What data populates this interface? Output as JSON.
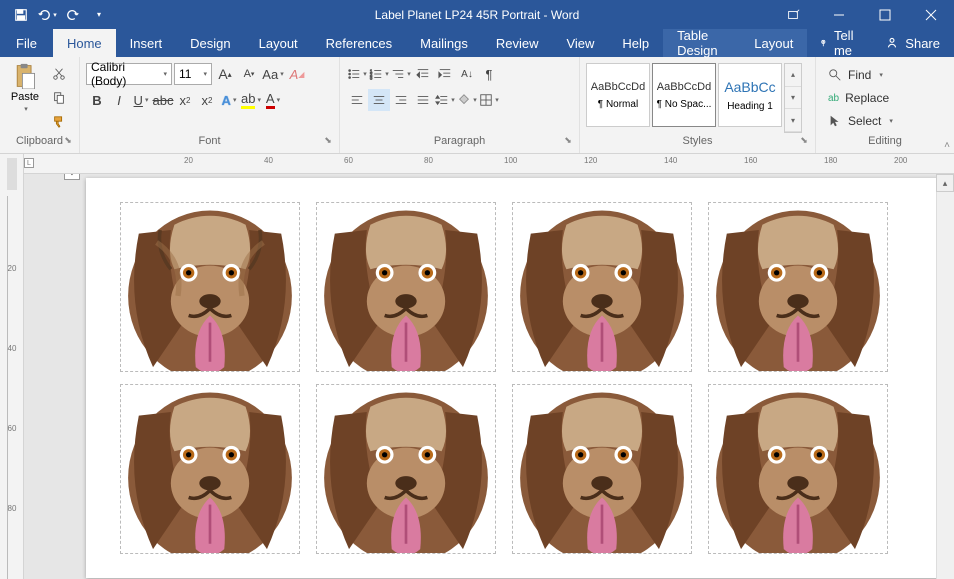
{
  "titlebar": {
    "doc_title": "Label Planet LP24 45R Portrait  -  Word"
  },
  "tabs": {
    "file": "File",
    "home": "Home",
    "insert": "Insert",
    "design": "Design",
    "layout": "Layout",
    "references": "References",
    "mailings": "Mailings",
    "review": "Review",
    "view": "View",
    "help": "Help",
    "table_design": "Table Design",
    "table_layout": "Layout",
    "tellme": "Tell me",
    "share": "Share"
  },
  "ribbon": {
    "clipboard": {
      "paste": "Paste",
      "label": "Clipboard"
    },
    "font": {
      "name": "Calibri (Body)",
      "size": "11",
      "label": "Font"
    },
    "paragraph": {
      "label": "Paragraph"
    },
    "styles": {
      "label": "Styles",
      "items": [
        {
          "sample": "AaBbCcDd",
          "name": "¶ Normal"
        },
        {
          "sample": "AaBbCcDd",
          "name": "¶ No Spac..."
        },
        {
          "sample": "AaBbCc",
          "name": "Heading 1"
        }
      ]
    },
    "editing": {
      "find": "Find",
      "replace": "Replace",
      "select": "Select",
      "label": "Editing"
    }
  },
  "hruler_ticks": [
    "20",
    "40",
    "60",
    "80",
    "100",
    "120",
    "140",
    "160",
    "180",
    "200"
  ],
  "vruler_ticks": [
    "20",
    "40",
    "60",
    "80"
  ]
}
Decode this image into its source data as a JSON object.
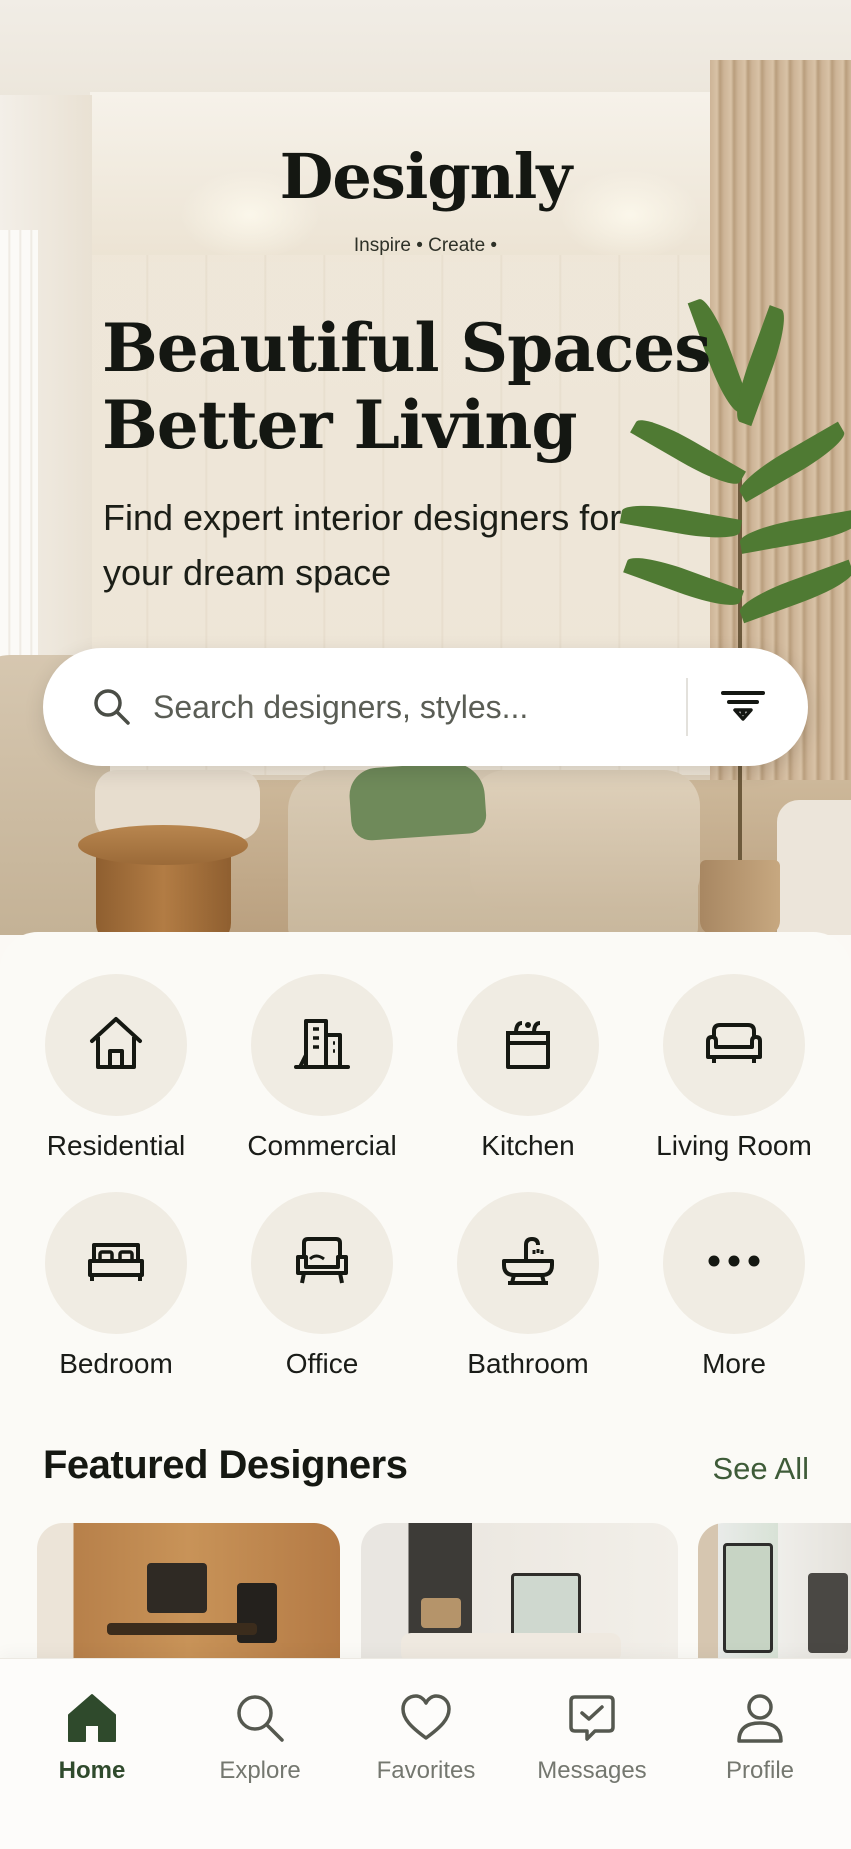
{
  "brand": {
    "name": "Designly",
    "tagline": "Inspire • Create •"
  },
  "hero": {
    "headline_line1": "Beautiful Spaces",
    "headline_line2": "Better Living",
    "subheadline": "Find expert interior designers for your dream space"
  },
  "search": {
    "placeholder": "Search designers, styles...",
    "value": "",
    "search_icon": "search-icon",
    "filter_icon": "filter-icon"
  },
  "categories": [
    {
      "label": "Residential",
      "icon": "house-icon"
    },
    {
      "label": "Commercial",
      "icon": "building-icon"
    },
    {
      "label": "Kitchen",
      "icon": "kitchen-icon"
    },
    {
      "label": "Living Room",
      "icon": "sofa-icon"
    },
    {
      "label": "Bedroom",
      "icon": "bed-icon"
    },
    {
      "label": "Office",
      "icon": "office-chair-icon"
    },
    {
      "label": "Bathroom",
      "icon": "bathtub-icon"
    },
    {
      "label": "More",
      "icon": "more-dots-icon"
    }
  ],
  "featured": {
    "title": "Featured Designers",
    "see_all": "See All"
  },
  "bottom_nav": [
    {
      "label": "Home",
      "icon": "home-icon",
      "active": true
    },
    {
      "label": "Explore",
      "icon": "search-icon",
      "active": false
    },
    {
      "label": "Favorites",
      "icon": "heart-icon",
      "active": false
    },
    {
      "label": "Messages",
      "icon": "message-icon",
      "active": false
    },
    {
      "label": "Profile",
      "icon": "profile-icon",
      "active": false
    }
  ],
  "colors": {
    "accent_green": "#2f4a2c",
    "link_green": "#3e5b38",
    "category_circle": "#f0ece3",
    "background": "#fbfaf6",
    "inactive_nav": "#74776f"
  }
}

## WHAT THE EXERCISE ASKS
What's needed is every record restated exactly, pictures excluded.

## SOLVED PROBLEM
What data populates this interface? Output as JSON.
{
  "titlebar": {
    "doc_title": "Label Planet LP24 45R Portrait  -  Word"
  },
  "tabs": {
    "file": "File",
    "home": "Home",
    "insert": "Insert",
    "design": "Design",
    "layout": "Layout",
    "references": "References",
    "mailings": "Mailings",
    "review": "Review",
    "view": "View",
    "help": "Help",
    "table_design": "Table Design",
    "table_layout": "Layout",
    "tellme": "Tell me",
    "share": "Share"
  },
  "ribbon": {
    "clipboard": {
      "paste": "Paste",
      "label": "Clipboard"
    },
    "font": {
      "name": "Calibri (Body)",
      "size": "11",
      "label": "Font"
    },
    "paragraph": {
      "label": "Paragraph"
    },
    "styles": {
      "label": "Styles",
      "items": [
        {
          "sample": "AaBbCcDd",
          "name": "¶ Normal"
        },
        {
          "sample": "AaBbCcDd",
          "name": "¶ No Spac..."
        },
        {
          "sample": "AaBbCc",
          "name": "Heading 1"
        }
      ]
    },
    "editing": {
      "find": "Find",
      "replace": "Replace",
      "select": "Select",
      "label": "Editing"
    }
  },
  "hruler_ticks": [
    "20",
    "40",
    "60",
    "80",
    "100",
    "120",
    "140",
    "160",
    "180",
    "200"
  ],
  "vruler_ticks": [
    "20",
    "40",
    "60",
    "80"
  ]
}
Decode this image into its source data as a JSON object.
{
  "brand": {
    "name": "Designly",
    "tagline": "Inspire • Create •"
  },
  "hero": {
    "headline_line1": "Beautiful Spaces",
    "headline_line2": "Better Living",
    "subheadline": "Find expert interior designers for your dream space"
  },
  "search": {
    "placeholder": "Search designers, styles...",
    "value": "",
    "search_icon": "search-icon",
    "filter_icon": "filter-icon"
  },
  "categories": [
    {
      "label": "Residential",
      "icon": "house-icon"
    },
    {
      "label": "Commercial",
      "icon": "building-icon"
    },
    {
      "label": "Kitchen",
      "icon": "kitchen-icon"
    },
    {
      "label": "Living Room",
      "icon": "sofa-icon"
    },
    {
      "label": "Bedroom",
      "icon": "bed-icon"
    },
    {
      "label": "Office",
      "icon": "office-chair-icon"
    },
    {
      "label": "Bathroom",
      "icon": "bathtub-icon"
    },
    {
      "label": "More",
      "icon": "more-dots-icon"
    }
  ],
  "featured": {
    "title": "Featured Designers",
    "see_all": "See All"
  },
  "bottom_nav": [
    {
      "label": "Home",
      "icon": "home-icon",
      "active": true
    },
    {
      "label": "Explore",
      "icon": "search-icon",
      "active": false
    },
    {
      "label": "Favorites",
      "icon": "heart-icon",
      "active": false
    },
    {
      "label": "Messages",
      "icon": "message-icon",
      "active": false
    },
    {
      "label": "Profile",
      "icon": "profile-icon",
      "active": false
    }
  ],
  "colors": {
    "accent_green": "#2f4a2c",
    "link_green": "#3e5b38",
    "category_circle": "#f0ece3",
    "background": "#fbfaf6",
    "inactive_nav": "#74776f"
  }
}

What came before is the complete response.